The claim of a quid pro quo is key to the efforts of Democratic lawmakers to impeach the country's 45th president. Soliciting foreign assistance for help in a U.S. election violates campaign finance law.
Other figures linked to the impeachment inquiry have corroborated Sondland's testimony. In a transcript of private testimony released Saturday, Tim Morrison, a White House national security aide, said in October that Sondland had spoken with Trump about a half-dozen times in recent months and had talked with a top Ukraine official about winning release of the military assistance Kyiv wanted in exchange for investigations that benefited Trump politically.
"His mandate from the president was to go make deals," Morrison said of Sondland.
Morrison is set to testify publicly before the impeachment panel on Tuesday, alongside former U.S. special envoy to Ukraine Kurt Volker.
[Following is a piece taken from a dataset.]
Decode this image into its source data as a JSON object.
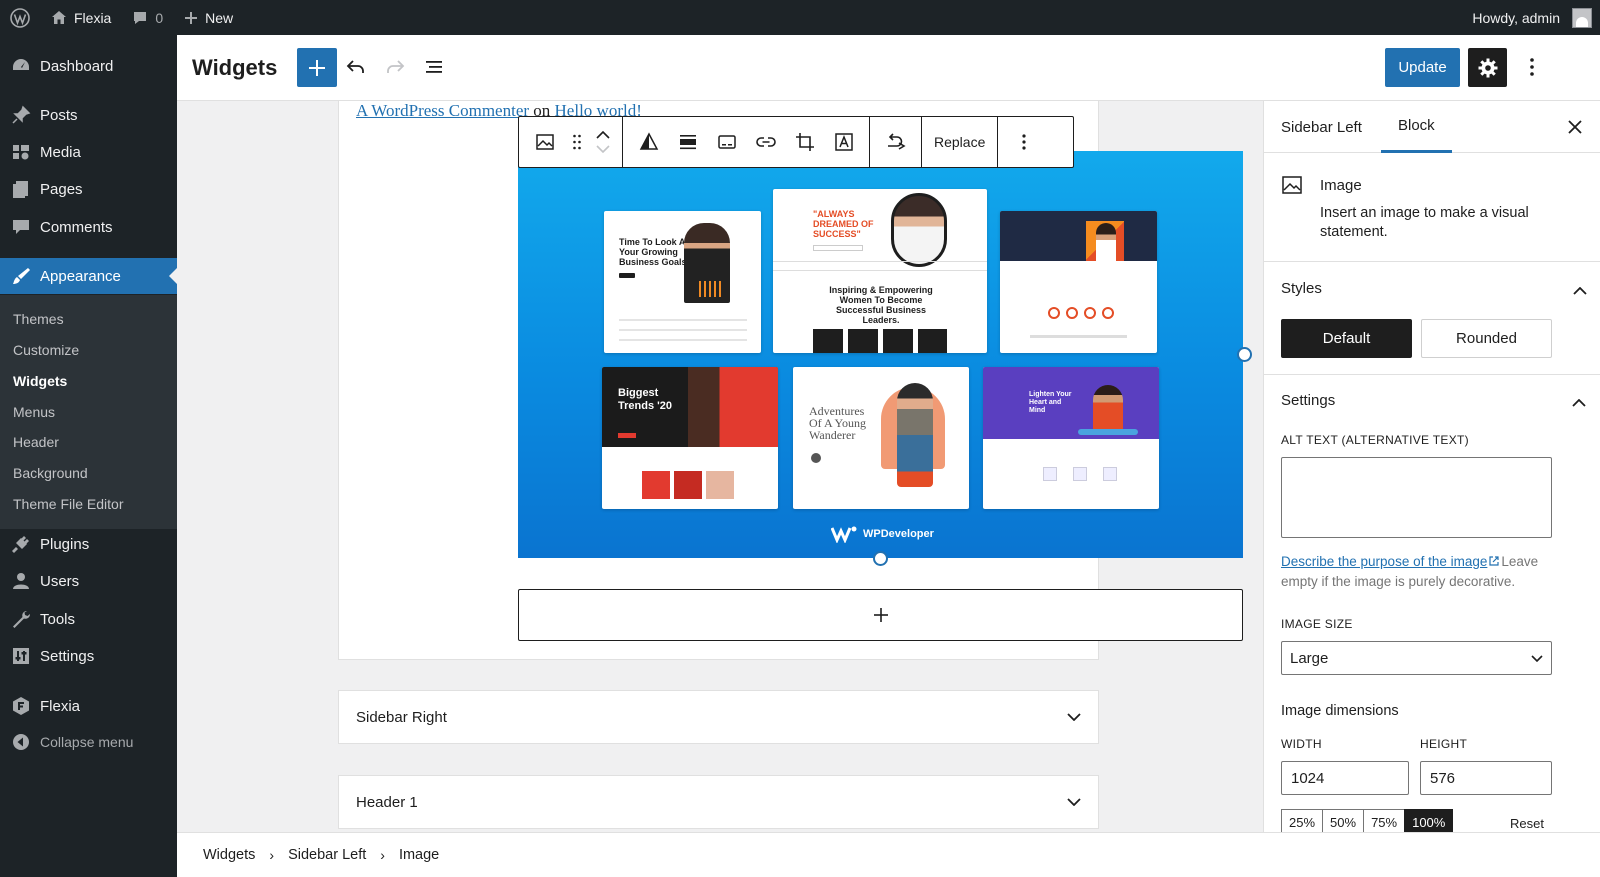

Volker has testified that Rudy Giuliani, Trump's personal lawyer named by Trump to oversee Ukraine affairs, was the driving force to get Kyiv to open the politically tinged investigation to help the U.S. leader.
Last week, David Holmes, an aide to William Taylor, the top U.S. diplomat in Kyiv, told impeachment investigations in private testimony that he overheard a July 26 cellphone conversation between Trump and Sondland at a Kyiv restaurant in which the president inquired whether Zelenskiy was going to pursue the Bidens and political investigations.
On Tuesday, the House Intelligence panel is also set to hear from Jennifer Williams, a foreign affairs aide to Vice President Mike Pence, and Lt. Col. Alexander Vindman, director for European affairs at the National Security Council. Both of them listened in on Trump's July 25 call with Zelenskiy and voiced concerns about Trump asking for the investigations of the Bidens.
Trump disparaged Williams on Sunday, tweeting, "Tell Jennifer Williams, whoever that is, to read BOTH transcripts of the presidential calls, & see the just released ststement (sic) from Ukraine," that it did not feel threatened by Trump's request for the political investigations while the military aid was pending. "Then she should meet with the other Never Trumpers, who I don't know & mostly never even heard of, & work out a better presidential attack!"
Aside from Sondland, the intelligence panel is also hearing Wednesday from Laura Cooper, a Defense Department official, and David Hale, the undersecretary of state for political affairs. Fiona Hill, the former National Security Council senior director for Europe and Russia, is testifying Thursday.
Lengthy hearings process
Political analysts in Washington say the Trump impeachment process could last for several months. If Trump is impeached by a simple majority in the House, a trial would be held in January in the Republican-majority Senate, where a two-thirds vote is needed for a conviction and removal from office.
The time frame could bump up against the first Democratic Party presidential nominating contests starting in February, when voters will begin casting ballots on who they want as the party's nominee. Six Democratic senators are among those in the running, but could be forced to stay in Washington to sit as jurors in the 100-member Senate as it decides Trump's fate.
Trump's removal from office remains unlikely – at least 20 Republican Senate votes are needed for his conviction.
To date, a small number of Republicans have criticized Trump for his actions on Ukraine, but no Republican senator has called for his impeachment.
|Join the GlobalSecurity.org mailing list|